Hundreds of century-old inner-Melbourne trees will be re-inspected after a university professor was fatally crushed by an elm planted in 1913.
University of Melbourne academic Allison Milner, 36, has been remembered for leading research on suicide prevention following her death in the freak accident at Parkville on Monday.
The mother of two died in hospital after the 106-year-old elm tree fell on her in Royal Parade about 8.30am.
The tree was inspected and declared safe a month before and the City of Melbourne is now rushing to audit hundreds of inner-city trees around popular footpaths and parks.
Fifty-eight ageing trees along Royal Parade were re-inspected on Monday and another 380 will be checked this week.
The council says any trees posing a risk will be removed immediately, adding to 800 trees already taken out each year.
"I have lost a dear colleague ... by this f***ing tree," Prof Milner's colleague, Anne Kavanagh, tweeted on Monday.
Another coworker paid tribute to Professor Milner as "an extraordinary scholar, mentor, colleague, friend and mum" who led Australia's largest study about doctor suicides.
"Allison Milner will be so deeply missed by all who knew her," fellow University of Melbourne academic Marie Bismark tweeted.
In a statement, the university said Prof Milner's death had come as a great shock and an immense loss to their community.
"Her research spanned the fields of suicide prevention, work, gender and disability," the university's Terry Nolan said.
"Most importantly she was a wonderful colleague and friend.
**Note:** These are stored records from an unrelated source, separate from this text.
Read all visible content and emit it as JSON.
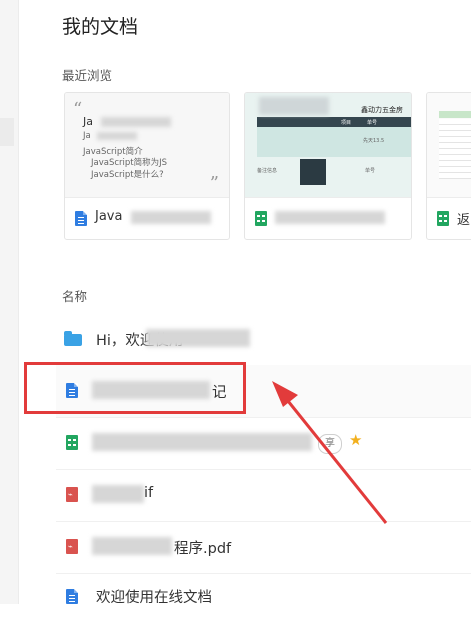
{
  "page": {
    "title": "我的文档"
  },
  "recent": {
    "label": "最近浏览",
    "cards": [
      {
        "name_visible": "Java",
        "preview_lines": [
          "Ja",
          "Ja",
          "JavaScript简介",
          "JavaScript简称为JS",
          "JavaScript是什么?"
        ]
      },
      {
        "name_visible": "",
        "preview_heading": "鑫动力五金房",
        "preview_cells": [
          "项目",
          "单号",
          "先天13.5",
          "备注信息",
          "单号"
        ]
      },
      {
        "name_visible": "返"
      }
    ]
  },
  "list": {
    "label": "名称",
    "items": [
      {
        "type": "folder",
        "name_visible": "Hi，欢迎使用"
      },
      {
        "type": "doc",
        "name_visible": "记",
        "highlighted": true
      },
      {
        "type": "sheet",
        "name_visible": "",
        "share": "享",
        "starred": true
      },
      {
        "type": "pdf",
        "name_visible": "if"
      },
      {
        "type": "pdf",
        "name_visible": "程序.pdf"
      },
      {
        "type": "doc",
        "name_visible": "欢迎使用在线文档"
      }
    ]
  },
  "colors": {
    "annotation": "#e23b3b",
    "doc": "#2f7de1",
    "sheet": "#22a660",
    "pdf": "#d9534f",
    "folder": "#3aa2e5",
    "star": "#f2b01e"
  }
}
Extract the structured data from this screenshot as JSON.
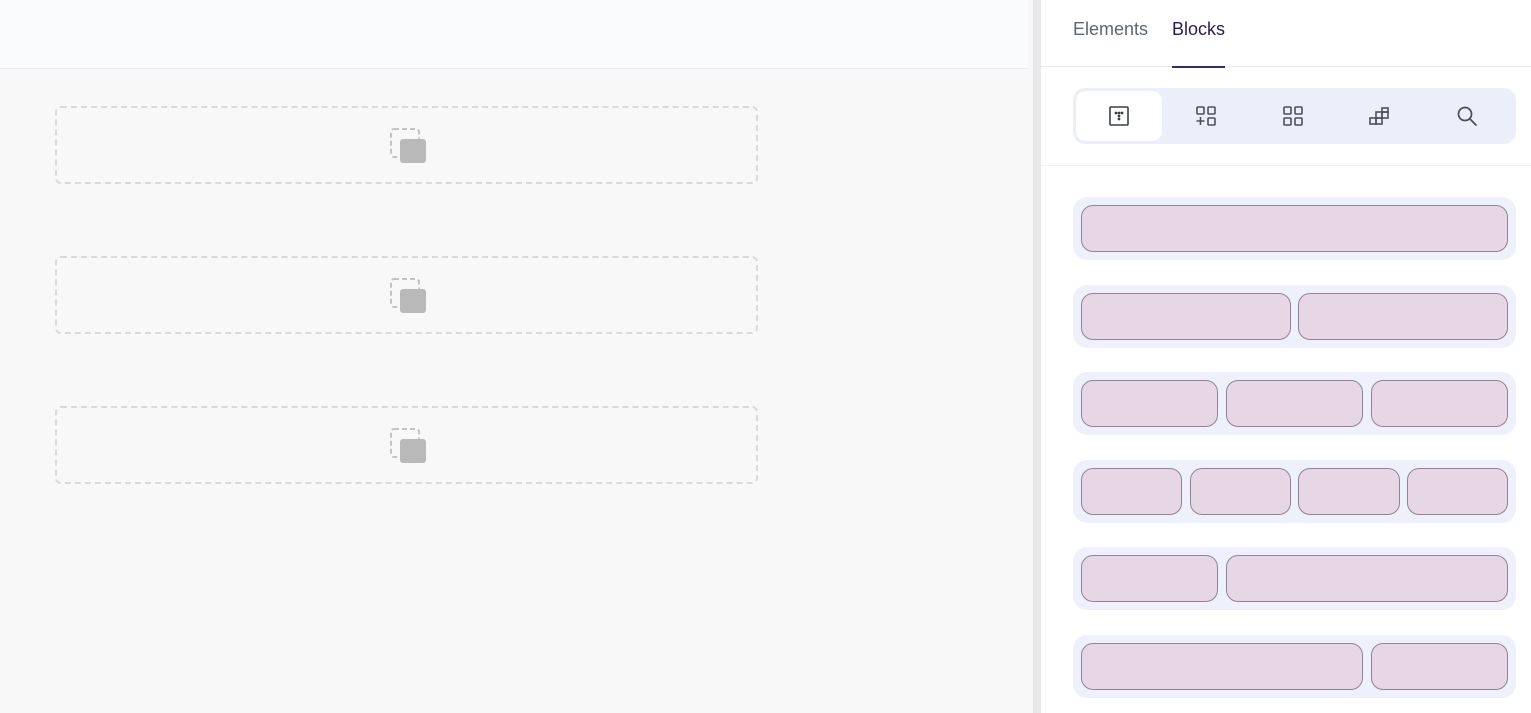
{
  "panel": {
    "tabs": [
      {
        "label": "Elements",
        "active": false
      },
      {
        "label": "Blocks",
        "active": true
      }
    ]
  },
  "toolbar": {
    "tools": [
      {
        "icon": "grid-dots-icon",
        "active": true
      },
      {
        "icon": "grid-add-icon",
        "active": false
      },
      {
        "icon": "grid-four-icon",
        "active": false
      },
      {
        "icon": "stacked-blocks-icon",
        "active": false
      },
      {
        "icon": "search-icon",
        "active": false
      }
    ]
  },
  "canvas": {
    "drop_zones": [
      {
        "icon": "placeholder-block-icon"
      },
      {
        "icon": "placeholder-block-icon"
      },
      {
        "icon": "placeholder-block-icon"
      }
    ]
  },
  "layouts": [
    {
      "name": "one-column",
      "columns": [
        1
      ]
    },
    {
      "name": "two-columns",
      "columns": [
        1,
        1
      ]
    },
    {
      "name": "three-columns",
      "columns": [
        1,
        1,
        1
      ]
    },
    {
      "name": "four-columns",
      "columns": [
        1,
        1,
        1,
        1
      ]
    },
    {
      "name": "one-third-two-thirds",
      "columns": [
        1,
        2
      ]
    },
    {
      "name": "two-thirds-one-third",
      "columns": [
        2,
        1
      ]
    }
  ],
  "colors": {
    "accent": "#3b2a68",
    "cell_fill": "#e7d6e6",
    "cell_border": "#8e8597",
    "row_bg": "#eef0fb"
  }
}
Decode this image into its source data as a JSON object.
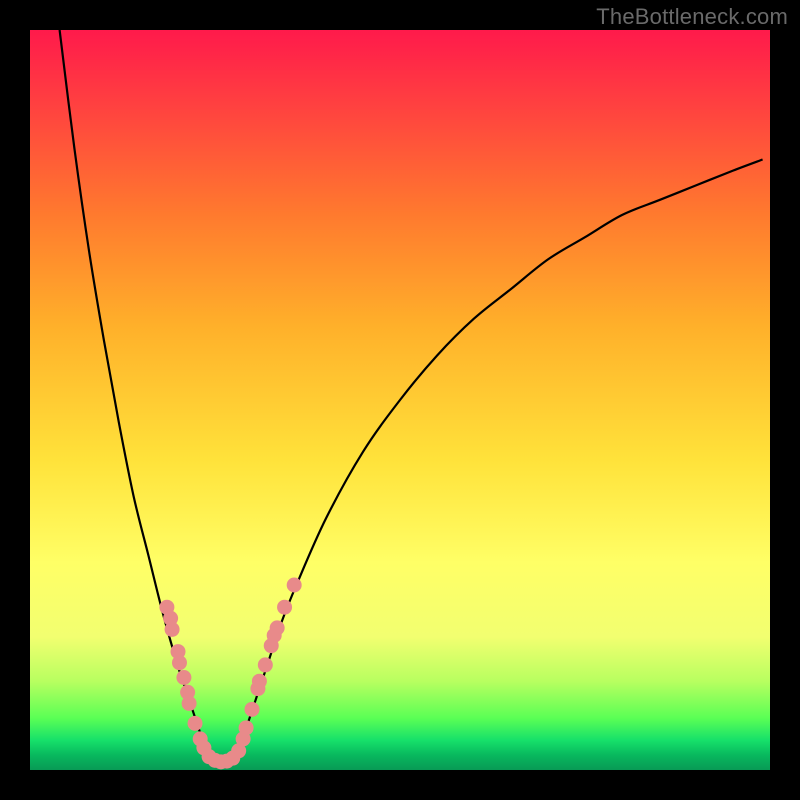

She was humble, generous and caring."
Law firm Maurice Blackburn called for an urgent audit of ageing trees on public lands, particularly those along footpaths.
Prof Milner's death comes days after Melbourne mum Angie Suryadi died when a tree crashed onto her family's car amid strong winds northwest of Melbourne.
Her two young sons and husband, Arnold Adiatiasvara, were also injured in Friday's accident.